**Task prompt**
From the records below, copy every line that contains the word "Agency".

**Supplied data**
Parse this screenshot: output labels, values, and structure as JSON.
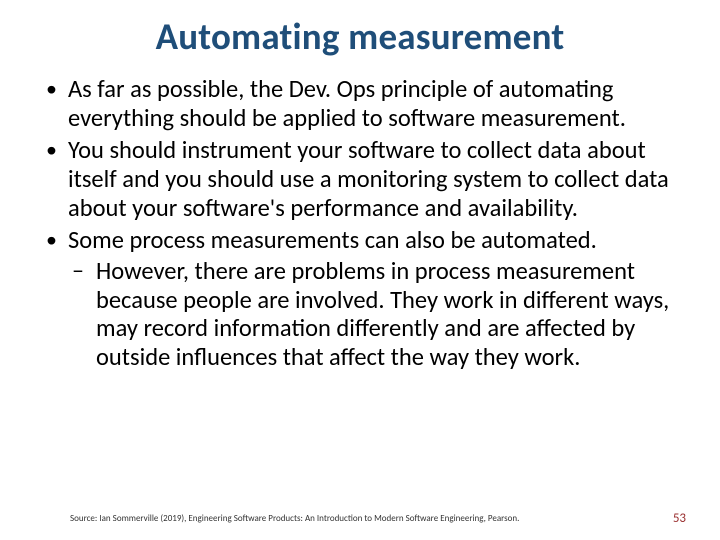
{
  "title": "Automating measurement",
  "bullets": {
    "b1": "As far as possible, the Dev. Ops principle of automating everything should be applied to software measurement.",
    "b2": "You should instrument your software to collect data about itself and you should use a monitoring system to collect data about your software's performance and availability.",
    "b3": "Some process measurements can also be automated.",
    "b3s1": "However, there are problems in process measurement because people are involved. They work in different ways, may record information differently and are affected by outside influences that affect the way they work."
  },
  "footer": {
    "source": "Source: Ian Sommerville (2019), Engineering Software Products: An Introduction to Modern Software Engineering, Pearson.",
    "page": "53"
  }
}
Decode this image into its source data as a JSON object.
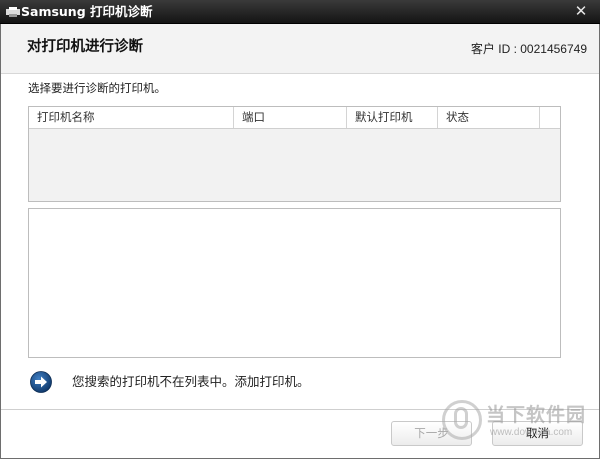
{
  "window": {
    "title": "Samsung 打印机诊断",
    "close_glyph": "✕"
  },
  "header": {
    "title": "对打印机进行诊断",
    "customer_id": "客户 ID : 0021456749"
  },
  "main": {
    "instruction": "选择要进行诊断的打印机。",
    "table": {
      "columns": [
        "打印机名称",
        "端口",
        "默认打印机",
        "状态"
      ],
      "rows": []
    },
    "add_printer_text": "您搜索的打印机不在列表中。添加打印机。"
  },
  "footer": {
    "next_label": "下一步",
    "cancel_label": "取消"
  },
  "watermark": {
    "name": "当下软件园",
    "url": "www.downxia.com"
  },
  "icons": {
    "title_icon": "printer-icon",
    "arrow_icon": "arrow-right-circle-icon"
  },
  "colors": {
    "titlebar": "#1e1e1e",
    "header_band": "#f3f3f3",
    "arrow_circle": "#1d4f8a"
  }
}
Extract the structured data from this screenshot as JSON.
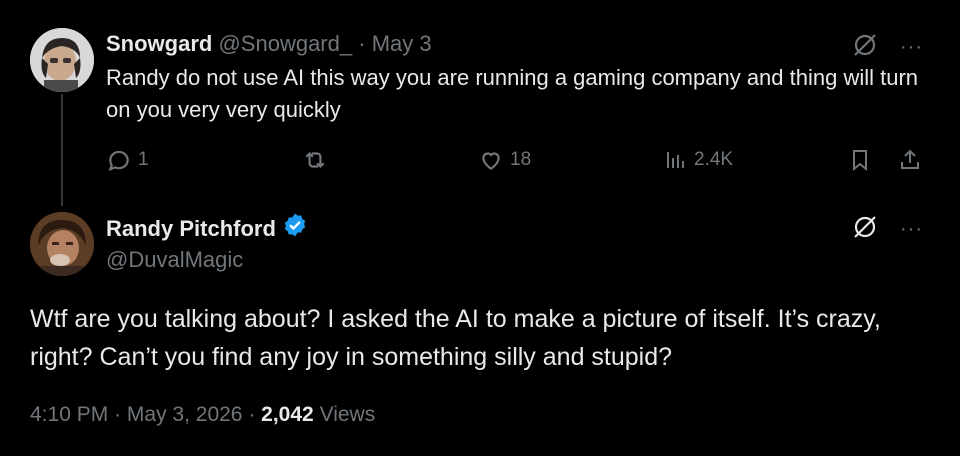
{
  "reply": {
    "display_name": "Snowgard",
    "handle": "@Snowgard_",
    "separator": "·",
    "date": "May 3",
    "text": "Randy do not use AI this way you are running a gaming company and thing will turn on you very very quickly",
    "actions": {
      "replies": "1",
      "reposts": "",
      "likes": "18",
      "views": "2.4K"
    },
    "more": "···"
  },
  "tweet": {
    "display_name": "Randy Pitchford",
    "handle": "@DuvalMagic",
    "text": "Wtf are you talking about? I asked the AI to make a picture of itself.  It’s crazy, right?  Can’t you find any joy in something silly and stupid?",
    "time": "4:10 PM",
    "date": "May 3, 2026",
    "views_count": "2,042",
    "views_label": "Views",
    "separator": "·",
    "more": "···"
  },
  "colors": {
    "background": "#000000",
    "text": "#e7e9ea",
    "secondary": "#71767b",
    "verified": "#1d9bf0",
    "thread_line": "#333639"
  },
  "icons": [
    "reply-icon",
    "repost-icon",
    "like-icon",
    "views-icon",
    "bookmark-icon",
    "share-icon",
    "grok-icon",
    "more-icon",
    "verified-badge-icon"
  ]
}
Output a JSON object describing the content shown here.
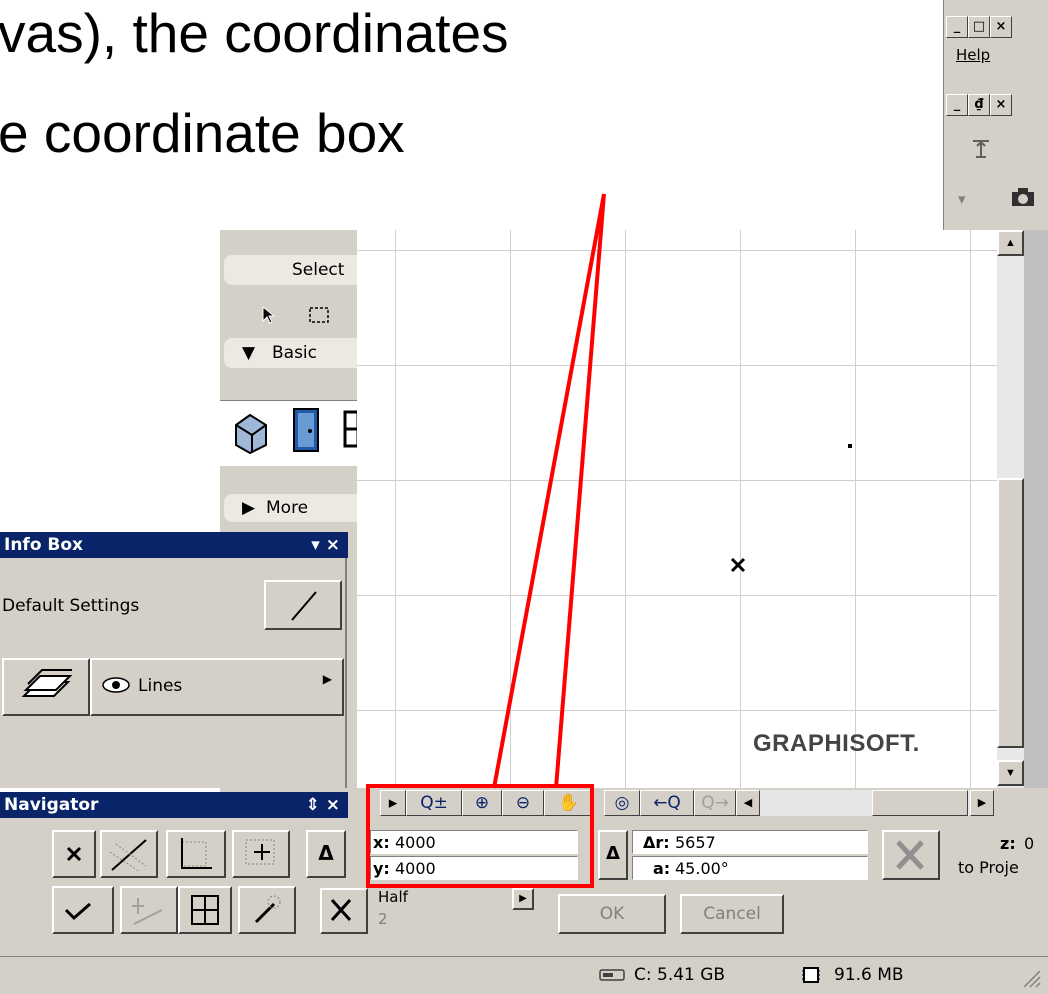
{
  "slide": {
    "line1": "vas), the coordinates",
    "line2": "e coordinate box"
  },
  "window": {
    "help_menu": "Help",
    "controls": {
      "minimize": "_",
      "maximize": "□",
      "close": "×",
      "restore": "₫"
    }
  },
  "toolbox": {
    "select_label": "Select",
    "basic_label": "Basic",
    "more_label": "More"
  },
  "info_box": {
    "title": "Info Box",
    "title_controls": "▾ ×",
    "default_settings": "Default Settings",
    "layer_label": "Lines"
  },
  "navigator": {
    "title": "Navigator",
    "title_controls": "⇕ ×"
  },
  "coordinates": {
    "x_label": "x:",
    "x_value": "4000",
    "y_label": "y:",
    "y_value": "4000",
    "delta_symbol": "Δ",
    "r_label": "Δr:",
    "r_value": "5657",
    "a_label": "a:",
    "a_value": "45.00°",
    "z_label": "z:",
    "z_value": "0",
    "to_project": "to Proje"
  },
  "snap": {
    "mode": "Half",
    "divisor": "2"
  },
  "dialog_buttons": {
    "ok": "OK",
    "cancel": "Cancel"
  },
  "status": {
    "disk": "C: 5.41 GB",
    "memory": "91.6 MB"
  },
  "canvas": {
    "logo_text": "GRAPHISOFT."
  },
  "colors": {
    "highlight": "#ff0000",
    "titlebar": "#0a246a",
    "face": "#d4d0c8"
  }
}
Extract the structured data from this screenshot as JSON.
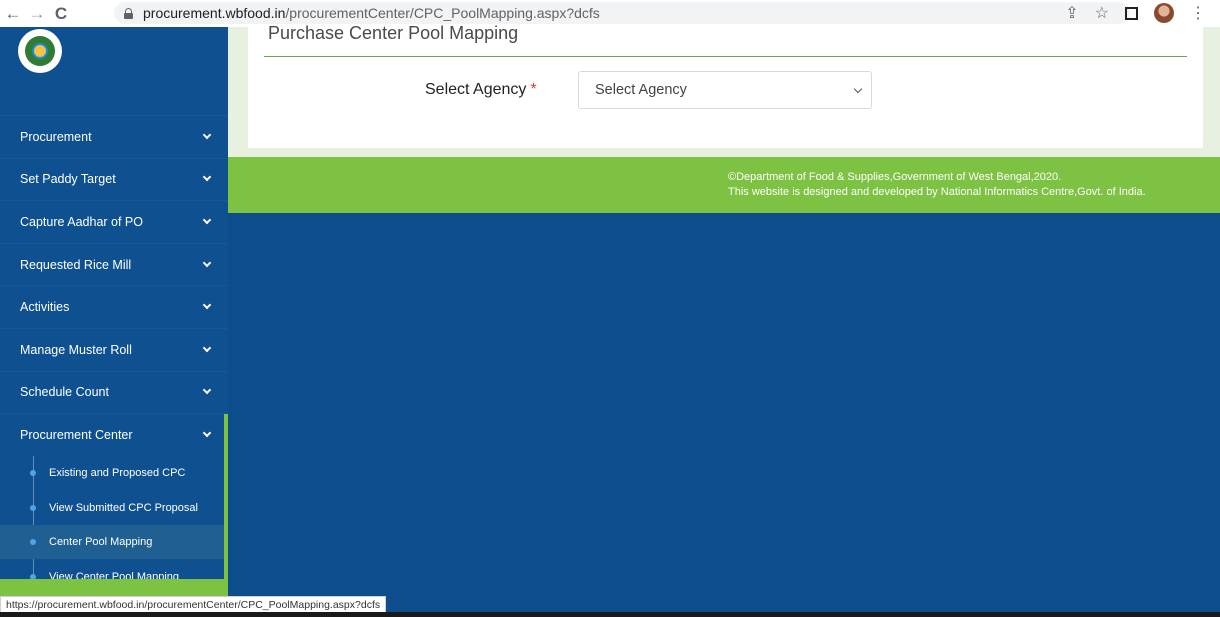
{
  "browser": {
    "url_host": "procurement.wbfood.in",
    "url_path": "/procurementCenter/CPC_PoolMapping.aspx?dcfs",
    "back_icon": "←",
    "forward_icon": "→",
    "reload_icon": "C",
    "share_icon": "⇪",
    "star_icon": "☆",
    "menu_icon": "⋮"
  },
  "sidebar": {
    "items": [
      {
        "label": "Procurement"
      },
      {
        "label": "Set Paddy Target"
      },
      {
        "label": "Capture Aadhar of PO"
      },
      {
        "label": "Requested Rice Mill"
      },
      {
        "label": "Activities"
      },
      {
        "label": "Manage Muster Roll"
      },
      {
        "label": "Schedule Count"
      },
      {
        "label": "Procurement Center"
      }
    ],
    "submenu": [
      {
        "label": "Existing and Proposed CPC"
      },
      {
        "label": "View Submitted CPC Proposal"
      },
      {
        "label": "Center Pool Mapping"
      },
      {
        "label": "View Center Pool Mapping"
      }
    ]
  },
  "main": {
    "title": "Purchase Center Pool Mapping",
    "select_label": "Select Agency",
    "required_mark": "*",
    "select_value": "Select Agency"
  },
  "footer": {
    "line1": "©Department of Food & Supplies,Government of West Bengal,2020.",
    "line2": "This website is designed and developed by National Informatics Centre,Govt. of India."
  },
  "status_bar": {
    "url": "https://procurement.wbfood.in/procurementCenter/CPC_PoolMapping.aspx?dcfs"
  },
  "colors": {
    "sidebar": "#0f5190",
    "accent_green": "#7dc242",
    "background": "#0e4d8c"
  }
}
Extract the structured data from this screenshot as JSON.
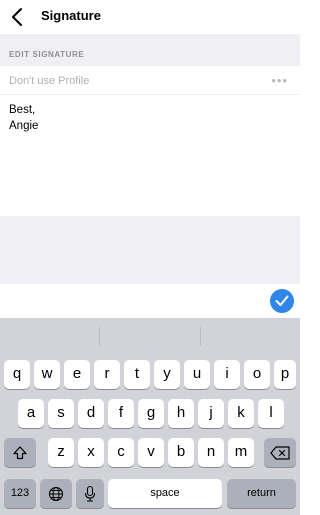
{
  "nav": {
    "title": "Signature"
  },
  "section": {
    "label": "EDIT SIGNATURE"
  },
  "signature": {
    "selector_text": "Don't use Profile",
    "more_label": "•••",
    "body": "Best,\nAngie"
  },
  "keyboard": {
    "row1": [
      "q",
      "w",
      "e",
      "r",
      "t",
      "y",
      "u",
      "i",
      "o",
      "p"
    ],
    "row2": [
      "a",
      "s",
      "d",
      "f",
      "g",
      "h",
      "j",
      "k",
      "l"
    ],
    "row3": [
      "z",
      "x",
      "c",
      "v",
      "b",
      "n",
      "m"
    ],
    "numbers_label": "123",
    "space_label": "space",
    "return_label": "return"
  },
  "icons": {
    "back": "chevron-left-icon",
    "done": "checkmark-icon",
    "shift": "shift-arrow-icon",
    "delete": "backspace-icon",
    "globe": "globe-icon",
    "mic": "microphone-icon"
  },
  "colors": {
    "accent": "#2f86ea",
    "keyboard_bg": "#d1d3d9",
    "section_bg": "#efeff4"
  }
}
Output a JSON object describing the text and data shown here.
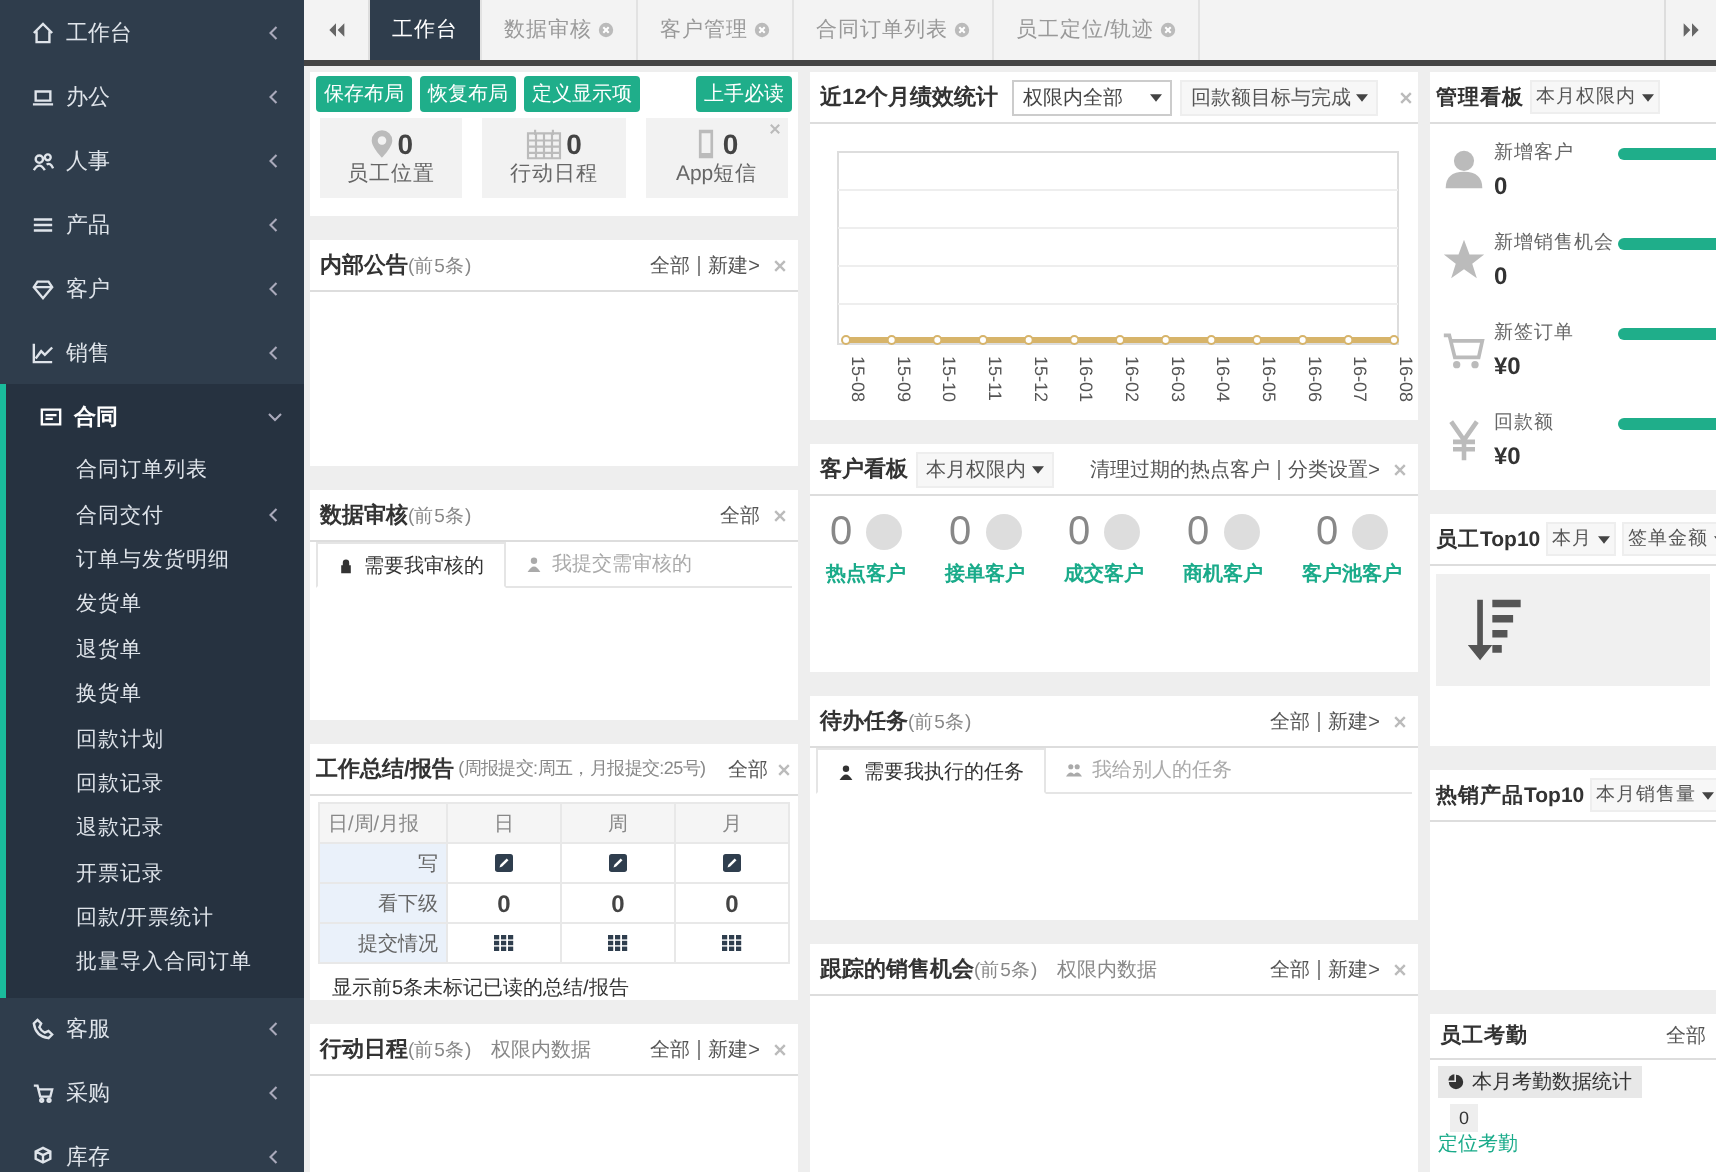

**Solution to this exercise**
    "select_label": "Select Agency",
    "select_value": "Select Agency"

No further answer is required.